Horiana Williams

Ngāti Kahungunu, Te-Aitanga-a-Mahaki, Rongowhakaata

Horiana Williams has worked in the health sector for over ten years, supporting various businesses and organisations in quality and compliance, foundation assessments, contract reporting, strategic planning, and governance.

Dr Candy Louise Ramarihi Hera Cookson-Cox

Ngāti Rangiteaorere, Ngāti Uenukukopako, Ngāti Kahungunu ki Wairarapa, Ngāi Tahu

Dr Candy Louise Ramarihi Hera Cookson-Cox has been my mentor, colleague and friend for over twenty years, the first Māori nurse to gain a doctorate in education, a rarity in the early 2000’s

Louise Leonard

Ngā Puhi
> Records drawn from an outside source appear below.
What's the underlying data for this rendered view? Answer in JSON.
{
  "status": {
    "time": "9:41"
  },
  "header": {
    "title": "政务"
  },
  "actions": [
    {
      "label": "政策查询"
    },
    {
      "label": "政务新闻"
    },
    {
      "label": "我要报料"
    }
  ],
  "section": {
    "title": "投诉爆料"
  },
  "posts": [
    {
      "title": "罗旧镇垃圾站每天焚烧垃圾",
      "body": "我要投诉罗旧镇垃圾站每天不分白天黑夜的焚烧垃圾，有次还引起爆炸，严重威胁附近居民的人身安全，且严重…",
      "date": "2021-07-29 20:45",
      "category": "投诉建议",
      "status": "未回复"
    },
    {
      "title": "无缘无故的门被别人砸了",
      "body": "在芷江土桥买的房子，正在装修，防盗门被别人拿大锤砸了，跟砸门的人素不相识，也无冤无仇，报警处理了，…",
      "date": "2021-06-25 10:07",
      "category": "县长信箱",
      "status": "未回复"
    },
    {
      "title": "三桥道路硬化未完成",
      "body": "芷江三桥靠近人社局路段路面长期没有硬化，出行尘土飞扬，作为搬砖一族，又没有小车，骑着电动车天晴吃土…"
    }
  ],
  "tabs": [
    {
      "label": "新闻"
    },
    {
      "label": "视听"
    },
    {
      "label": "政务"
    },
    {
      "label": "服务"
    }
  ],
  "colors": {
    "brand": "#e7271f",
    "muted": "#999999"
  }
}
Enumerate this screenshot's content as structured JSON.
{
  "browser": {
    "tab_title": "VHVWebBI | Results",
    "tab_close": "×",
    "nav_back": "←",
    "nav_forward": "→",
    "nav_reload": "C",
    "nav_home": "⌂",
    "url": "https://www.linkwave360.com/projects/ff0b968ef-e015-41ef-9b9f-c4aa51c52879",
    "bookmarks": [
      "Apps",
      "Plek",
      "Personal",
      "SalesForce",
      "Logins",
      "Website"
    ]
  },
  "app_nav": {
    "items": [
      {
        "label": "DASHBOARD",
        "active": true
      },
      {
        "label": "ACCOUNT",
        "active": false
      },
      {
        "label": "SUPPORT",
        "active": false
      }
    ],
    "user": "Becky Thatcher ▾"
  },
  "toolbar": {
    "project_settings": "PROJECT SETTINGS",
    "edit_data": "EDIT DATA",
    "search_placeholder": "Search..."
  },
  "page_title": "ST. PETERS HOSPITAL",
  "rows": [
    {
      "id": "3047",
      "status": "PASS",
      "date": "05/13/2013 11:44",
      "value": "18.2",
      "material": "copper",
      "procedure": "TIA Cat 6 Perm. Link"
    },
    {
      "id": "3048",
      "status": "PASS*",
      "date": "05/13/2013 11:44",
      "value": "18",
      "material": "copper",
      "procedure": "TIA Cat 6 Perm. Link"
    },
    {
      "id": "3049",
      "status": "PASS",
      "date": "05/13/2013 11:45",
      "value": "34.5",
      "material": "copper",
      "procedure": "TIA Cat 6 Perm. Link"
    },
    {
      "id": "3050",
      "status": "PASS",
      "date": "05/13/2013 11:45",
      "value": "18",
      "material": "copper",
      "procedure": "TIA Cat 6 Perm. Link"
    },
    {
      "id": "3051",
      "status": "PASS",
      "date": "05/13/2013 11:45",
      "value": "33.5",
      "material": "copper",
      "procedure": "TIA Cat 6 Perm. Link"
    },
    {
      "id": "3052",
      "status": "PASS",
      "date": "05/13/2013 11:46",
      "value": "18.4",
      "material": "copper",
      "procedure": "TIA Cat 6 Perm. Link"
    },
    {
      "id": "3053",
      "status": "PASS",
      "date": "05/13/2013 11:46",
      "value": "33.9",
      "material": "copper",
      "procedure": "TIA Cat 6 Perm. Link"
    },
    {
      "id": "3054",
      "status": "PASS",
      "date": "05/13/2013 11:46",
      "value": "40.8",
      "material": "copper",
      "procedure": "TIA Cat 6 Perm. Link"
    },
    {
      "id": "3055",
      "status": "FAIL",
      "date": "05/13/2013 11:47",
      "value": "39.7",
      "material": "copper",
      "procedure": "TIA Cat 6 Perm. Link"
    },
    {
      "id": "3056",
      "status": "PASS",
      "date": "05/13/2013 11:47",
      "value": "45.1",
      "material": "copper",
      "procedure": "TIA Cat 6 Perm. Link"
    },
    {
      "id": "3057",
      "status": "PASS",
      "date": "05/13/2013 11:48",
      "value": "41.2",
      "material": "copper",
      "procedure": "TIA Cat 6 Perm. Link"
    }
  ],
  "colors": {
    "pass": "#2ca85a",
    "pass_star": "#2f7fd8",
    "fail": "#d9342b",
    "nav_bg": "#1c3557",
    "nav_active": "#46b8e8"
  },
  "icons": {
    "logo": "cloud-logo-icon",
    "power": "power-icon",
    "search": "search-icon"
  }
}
Passionate about mental health and addiction nursing and the role of Nurse Practitioners, Louise believes in making a difference in the lives of tangata whaiora and whanau who face substance-related harm and co-occurring mental and physical health challenges.
Professor Rawinia Higgins has dedicated many years of service as one of the country's leading experts on Māori language revitalisation, specialising in Language Planning and Policy. She leads and develops many initiatives that provide better outcomes and opportunities for Māori.